Next Marie makes it to the Land of Sweets where she is confronted by multiple doppelgänger invigorated with more Lock logic:
Each of the giant dolls has a dancer inside providing slow motion while the multiple Maries frantically agitate:
Lock gives senior danseuse étoile Alice Renavand an explosive solo with tricky moves performed in heels, which she knocks out in style:
And now we are back to Larbi again with a lascivious pas de deux. Marie has burned enough birthday cake candles now and is ready for more serious action:
But before she can get any satisfaction, a sudden celestial phenomenon interrupts her dream:
End of file:

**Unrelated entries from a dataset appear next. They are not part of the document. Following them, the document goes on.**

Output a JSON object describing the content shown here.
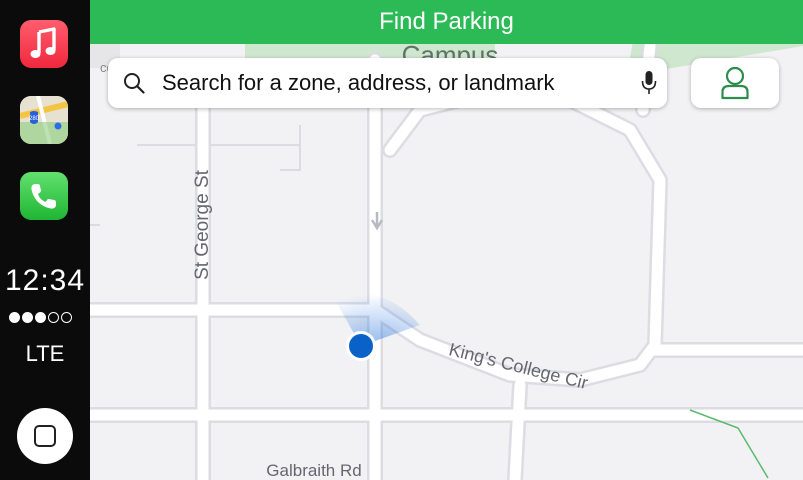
{
  "header": {
    "title": "Find Parking"
  },
  "search": {
    "placeholder": "Search for a zone, address, or landmark"
  },
  "dock": {
    "apps": [
      {
        "name": "Music",
        "icon": "music-note-icon"
      },
      {
        "name": "Maps",
        "icon": "maps-icon"
      },
      {
        "name": "Phone",
        "icon": "phone-icon"
      }
    ],
    "time": "12:34",
    "signal_bars": 3,
    "signal_total": 5,
    "network": "LTE"
  },
  "map": {
    "labels": {
      "campus": "Campus",
      "st_george": "St George St",
      "kings_college": "King's College Cir",
      "galbraith": "Galbraith Rd",
      "coop": "coo",
      "route_shield": "280"
    }
  },
  "colors": {
    "accent": "#2cba57",
    "location_dot": "#0a62c9",
    "dock_bg": "#0b0b0b"
  }
}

Now the real curtain call begins. Yoncheva seems throughout to be having fun. Barbeau is totally wiped out from continual exhausting efforts. (This video was shot in March 2016. It’s now April 2019, Iolanta/Nutcracker has been revived, and Barbeau is performing Marie again. She is now a premier danseur or, better French perhaps, a premiere danseuse.)
We were convinced that baritone Vito Priante was allowed to play both Ibn-Hakia in Iolanta and Drosselmeyer in Nutcracker. Wrong again. So who is who? Well, the dancers tend to be a bit skinnier than the singers. So we think the gent below on your left is dancer Nicolas Paul and the singer Priante is on your right:
This review has been too long, but there are still many aspects of this we haven’t touched on. If you are going to see this live in Paris, maybe this review will help prepare you for this challenging show. You could spend a lot of money watching this live and still not get it completely under control. That’s another nice thing about the Blu-rays: once you pay your $35, you can watch (and rewind) the how until you tame it.
Here are 2 official YouTube clips: (one from BelAir about the disc and the other from the Paris Opera about the show):